After getting her bachelor’s degree, Close began her career as a graduate nurse and then became a charge nurse at DeKalb Memorial.
Several important jobs followed. Chronologically, here are just three before coming to Dukes:
• Director of operations, outreach and nursing officer for regional diabetes center, Parkview Hospital, Fort Wayne.
• Chief executive officer, LaGrange Community Hospital, LaGrange, Ind.
• Director of cardiovascular and neurosciences service lines, St. Mary’s of Michigan, Saginaw, Mich.
Close said she moved into management “not because I didn’t like being a nurse, but because I liked overseeing patient care and the outcomes as much as I liked the bedside care [of being a nurse].
“I also felt very strongly early in my career that direction on how to deliver care is best given by those with clinical experience. That is not always the opinion of my peers, or business experts. I know the impact of decisions I make on patient care firsthand. I think it makes me a better administrator.”
Close says her professional philosophy is “to provide the most advanced care technology close to home. No pun intended.”
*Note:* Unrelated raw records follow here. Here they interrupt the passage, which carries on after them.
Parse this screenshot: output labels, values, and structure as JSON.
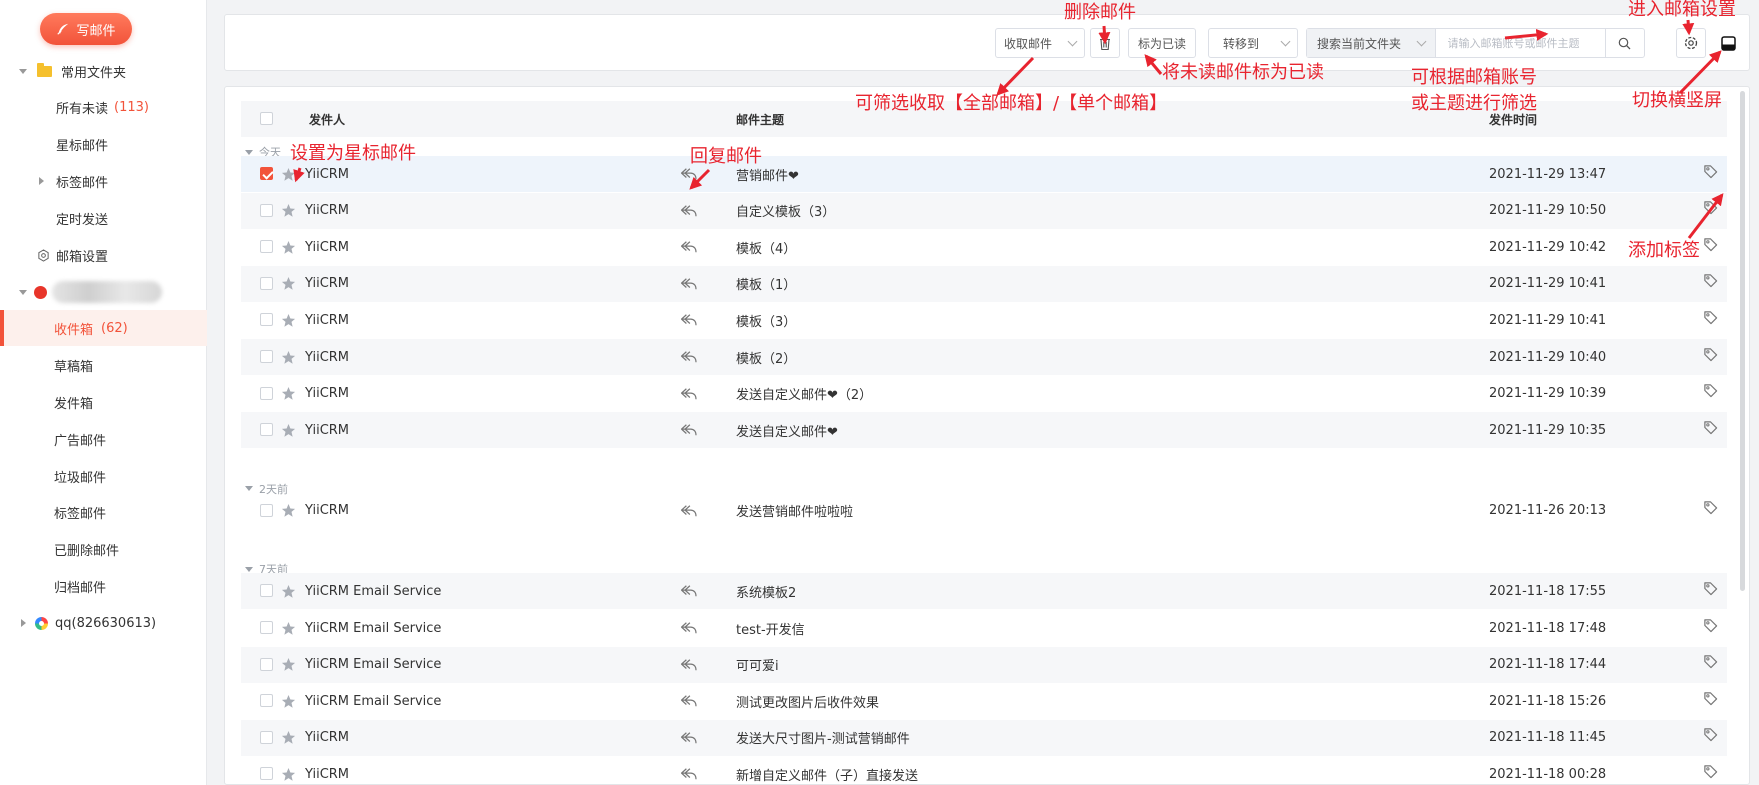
{
  "sidebar": {
    "compose_label": "写邮件",
    "common_folder": "常用文件夹",
    "all_unread": "所有未读",
    "all_unread_count": "(113)",
    "starred": "星标邮件",
    "tagged": "标签邮件",
    "scheduled": "定时发送",
    "mail_settings": "邮箱设置",
    "inbox": "收件箱",
    "inbox_count": "(62)",
    "drafts": "草稿箱",
    "sent": "发件箱",
    "ads": "广告邮件",
    "spam": "垃圾邮件",
    "tag_mail": "标签邮件",
    "deleted": "已删除邮件",
    "archived": "归档邮件",
    "qq_account": "qq(826630613)"
  },
  "toolbar": {
    "fetch_label": "收取邮件",
    "mark_read_label": "标为已读",
    "move_to_label": "转移到",
    "search_scope": "搜索当前文件夹",
    "search_placeholder": "请输入邮箱账号或邮件主题"
  },
  "list": {
    "header": {
      "sender": "发件人",
      "subject": "邮件主题",
      "time": "发件时间"
    },
    "groups": [
      {
        "label": "今天",
        "rows": [
          {
            "sender": "YiiCRM",
            "subject": "营销邮件❤",
            "time": "2021-11-29 13:47",
            "checked": true
          },
          {
            "sender": "YiiCRM",
            "subject": "自定义模板（3）",
            "time": "2021-11-29 10:50",
            "checked": false
          },
          {
            "sender": "YiiCRM",
            "subject": "模板（4）",
            "time": "2021-11-29 10:42",
            "checked": false
          },
          {
            "sender": "YiiCRM",
            "subject": "模板（1）",
            "time": "2021-11-29 10:41",
            "checked": false
          },
          {
            "sender": "YiiCRM",
            "subject": "模板（3）",
            "time": "2021-11-29 10:41",
            "checked": false
          },
          {
            "sender": "YiiCRM",
            "subject": "模板（2）",
            "time": "2021-11-29 10:40",
            "checked": false
          },
          {
            "sender": "YiiCRM",
            "subject": "发送自定义邮件❤（2）",
            "time": "2021-11-29 10:39",
            "checked": false
          },
          {
            "sender": "YiiCRM",
            "subject": "发送自定义邮件❤",
            "time": "2021-11-29 10:35",
            "checked": false
          }
        ]
      },
      {
        "label": "2天前",
        "rows": [
          {
            "sender": "YiiCRM",
            "subject": "发送营销邮件啦啦啦",
            "time": "2021-11-26 20:13",
            "checked": false
          }
        ]
      },
      {
        "label": "7天前",
        "rows": [
          {
            "sender": "YiiCRM Email Service",
            "subject": "系统模板2",
            "time": "2021-11-18 17:55",
            "checked": false
          },
          {
            "sender": "YiiCRM Email Service",
            "subject": "test-开发信",
            "time": "2021-11-18 17:48",
            "checked": false
          },
          {
            "sender": "YiiCRM Email Service",
            "subject": "可可爱i",
            "time": "2021-11-18 17:44",
            "checked": false
          },
          {
            "sender": "YiiCRM Email Service",
            "subject": "测试更改图片后收件效果",
            "time": "2021-11-18 15:26",
            "checked": false
          },
          {
            "sender": "YiiCRM",
            "subject": "发送大尺寸图片-测试营销邮件",
            "time": "2021-11-18 11:45",
            "checked": false
          },
          {
            "sender": "YiiCRM",
            "subject": "新增自定义邮件（子）直接发送",
            "time": "2021-11-18 00:28",
            "checked": false
          }
        ]
      }
    ]
  },
  "annotations": {
    "delete": "删除邮件",
    "enter_settings": "进入邮箱设置",
    "mark_read": "将未读邮件标为已读",
    "filter_fetch": "可筛选收取【全部邮箱】/【单个邮箱】",
    "filter_search_1": "可根据邮箱账号",
    "filter_search_2": "或主题进行筛选",
    "switch_layout": "切换横竖屏",
    "set_star": "设置为星标邮件",
    "reply": "回复邮件",
    "add_tag": "添加标签"
  },
  "colors": {
    "accent": "#f2533a",
    "annotation": "#e8242f"
  }
}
She continues: “Being sick, having an emergency, needing surgery are not fun experiences. We see people in the worst situation for the most part. Having to travel back and forth to the big city for health care stresses the whole family and support system in so many ways, adjusting work schedules, traveling, the expense of it all. I want to help make that experience a little easier on the individuals.”
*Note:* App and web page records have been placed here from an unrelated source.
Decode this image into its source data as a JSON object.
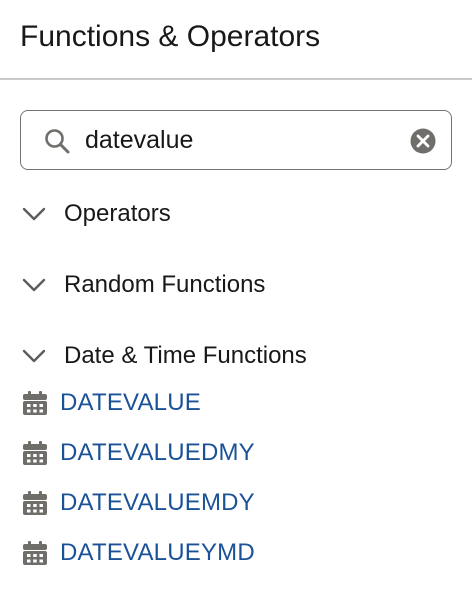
{
  "panel": {
    "title": "Functions & Operators"
  },
  "search": {
    "value": "datevalue",
    "search_icon": "search-icon",
    "clear_icon": "clear-icon"
  },
  "sections": [
    {
      "label": "Operators",
      "expanded": false,
      "icon": "chevron-down-icon"
    },
    {
      "label": "Random Functions",
      "expanded": false,
      "icon": "chevron-down-icon"
    },
    {
      "label": "Date & Time Functions",
      "expanded": true,
      "icon": "chevron-down-icon"
    }
  ],
  "functions": [
    {
      "label": "DATEVALUE",
      "icon": "calendar-icon"
    },
    {
      "label": "DATEVALUEDMY",
      "icon": "calendar-icon"
    },
    {
      "label": "DATEVALUEMDY",
      "icon": "calendar-icon"
    },
    {
      "label": "DATEVALUEYMD",
      "icon": "calendar-icon"
    }
  ],
  "colors": {
    "link": "#1b5297",
    "icon": "#706e6b",
    "text": "#181818",
    "divider": "#c9c9c9",
    "input_border": "#747474"
  }
}
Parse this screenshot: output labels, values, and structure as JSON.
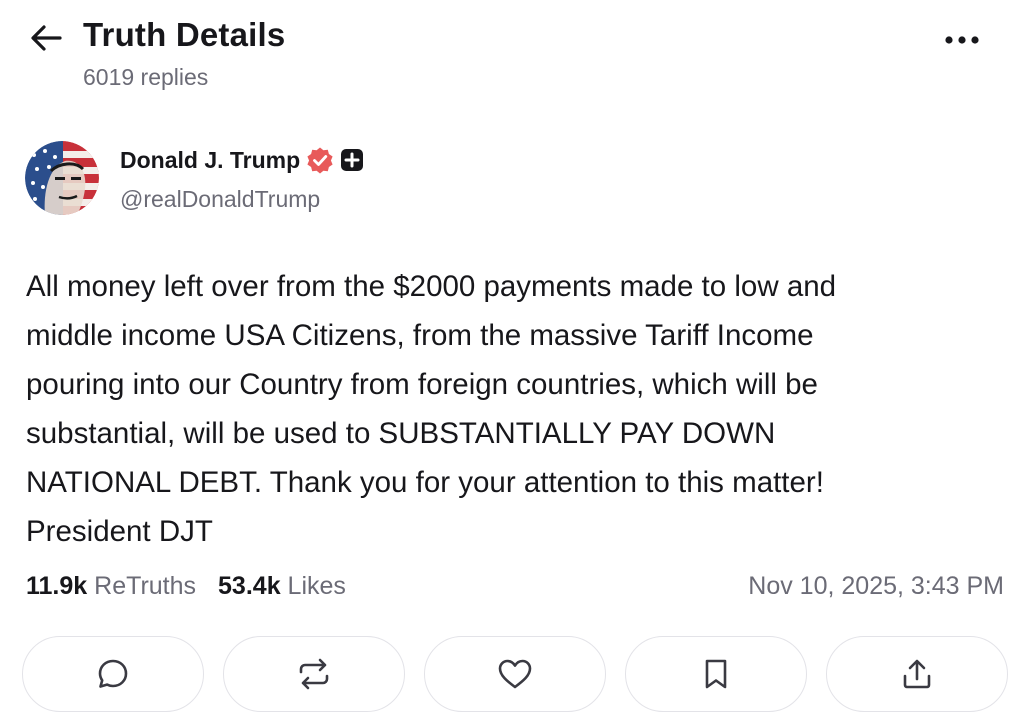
{
  "header": {
    "title": "Truth Details",
    "reply_count": "6019 replies"
  },
  "post": {
    "author": {
      "name": "Donald J. Trump",
      "handle": "@realDonaldTrump",
      "verified": true,
      "premium": true
    },
    "text": "All money left over from the $2000 payments made to low and\nmiddle income USA Citizens, from the massive Tariff Income\npouring into our Country from foreign countries, which will be\nsubstantial, will be used to SUBSTANTIALLY PAY DOWN\nNATIONAL DEBT. Thank you for your attention to this matter!\nPresident DJT",
    "stats": {
      "retruths_count": "11.9k",
      "retruths_label": "ReTruths",
      "likes_count": "53.4k",
      "likes_label": "Likes"
    },
    "timestamp": "Nov 10, 2025, 3:43 PM"
  },
  "actions": [
    {
      "icon": "reply-icon"
    },
    {
      "icon": "retruth-icon"
    },
    {
      "icon": "heart-icon"
    },
    {
      "icon": "bookmark-icon"
    },
    {
      "icon": "share-icon"
    }
  ],
  "colors": {
    "text_primary": "#17171b",
    "text_secondary": "#6b6b76",
    "verified_badge": "#e85a5a",
    "border": "#e3e3e8"
  }
}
Close says hospitals will need to think differently about the delivery of care, especially with physician shortages. “That may mean we will all be using nurse practitioners as requirements change to require doctorate-level preparation for nurse practitioners.”
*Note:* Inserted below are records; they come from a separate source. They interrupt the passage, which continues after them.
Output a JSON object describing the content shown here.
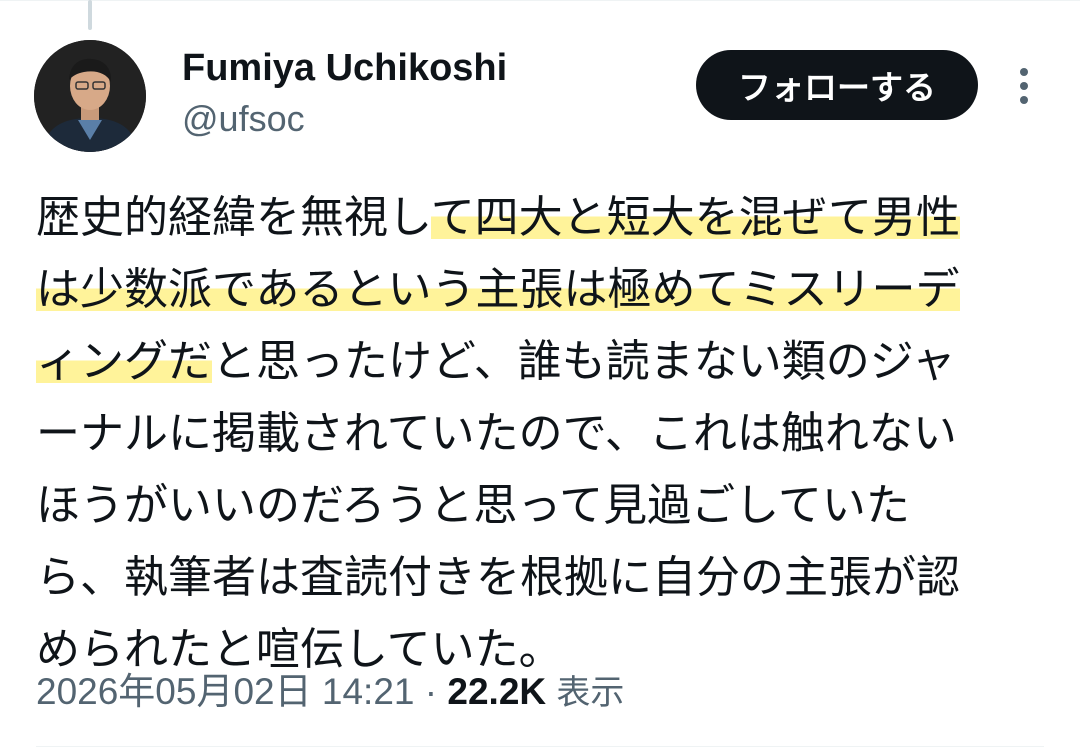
{
  "author": {
    "display_name": "Fumiya Uchikoshi",
    "handle": "@ufsoc"
  },
  "actions": {
    "follow_label": "フォローする",
    "more_icon": "more-vertical-icon"
  },
  "tweet": {
    "lines": [
      [
        {
          "t": "歴史的経緯を無視し",
          "hl": false
        },
        {
          "t": "て四大と短大を混ぜて男性",
          "hl": true
        }
      ],
      [
        {
          "t": "は少数派であるという主張は極めてミスリーデ",
          "hl": true
        }
      ],
      [
        {
          "t": "ィングだ",
          "hl": true
        },
        {
          "t": "と思ったけど、誰も読まない類のジャ",
          "hl": false
        }
      ],
      [
        {
          "t": "ーナルに掲載されていたので、これは触れない",
          "hl": false
        }
      ],
      [
        {
          "t": "ほうがいいのだろうと思って見過ごしていた",
          "hl": false
        }
      ],
      [
        {
          "t": "ら、執筆者は査読付きを根拠に自分の主張が認",
          "hl": false
        }
      ],
      [
        {
          "t": "められたと喧伝していた。",
          "hl": false
        }
      ]
    ],
    "highlight_color": "#fff39a"
  },
  "meta": {
    "timestamp": "2026年05月02日 14:21",
    "separator": "·",
    "views_count": "22.2K",
    "views_label": "表示"
  },
  "colors": {
    "text_primary": "#0f1419",
    "text_secondary": "#536471",
    "button_bg": "#0f1419"
  }
}
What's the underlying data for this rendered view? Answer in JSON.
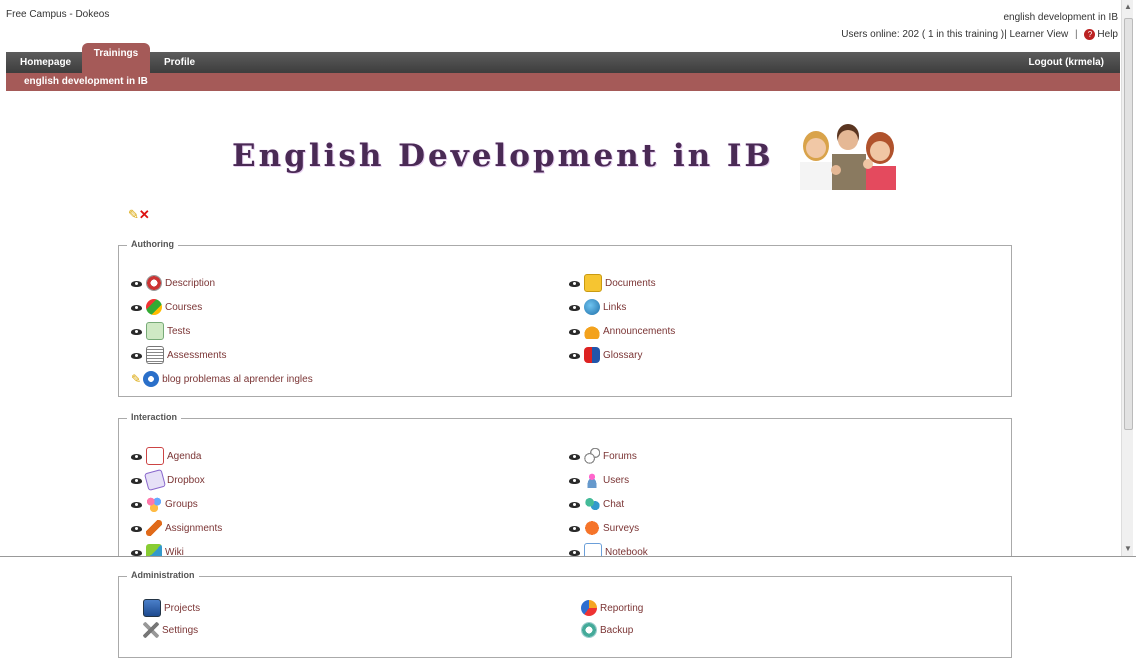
{
  "header": {
    "site_title": "Free Campus - Dokeos",
    "course_name": "english development in IB",
    "users_online": "Users online: 202",
    "in_training": "( 1 in this training )|",
    "learner_view": "Learner View",
    "help": "Help"
  },
  "nav": {
    "homepage": "Homepage",
    "trainings": "Trainings",
    "profile": "Profile",
    "logout": "Logout (krmela)"
  },
  "breadcrumb": "english development in IB",
  "banner": {
    "title": "English Development in IB"
  },
  "authoring": {
    "legend": "Authoring",
    "left": [
      "Description",
      "Courses",
      "Tests",
      "Assessments"
    ],
    "right": [
      "Documents",
      "Links",
      "Announcements",
      "Glossary"
    ],
    "extra": "blog problemas al aprender ingles"
  },
  "interaction": {
    "legend": "Interaction",
    "left": [
      "Agenda",
      "Dropbox",
      "Groups",
      "Assignments",
      "Wiki"
    ],
    "right": [
      "Forums",
      "Users",
      "Chat",
      "Surveys",
      "Notebook"
    ]
  },
  "administration": {
    "legend": "Administration",
    "left": [
      "Projects",
      "Settings"
    ],
    "right": [
      "Reporting",
      "Backup"
    ]
  },
  "colors": {
    "accent": "#a55a58",
    "link": "#7b3535",
    "navbar": "#4a4a4a"
  }
}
She thinks independent, stand-alone hospitals won’t exist in five years. “[They] will merge with systems to allow greater buying power for supplies and equipment. It is just too costly to be in health care by yourself.”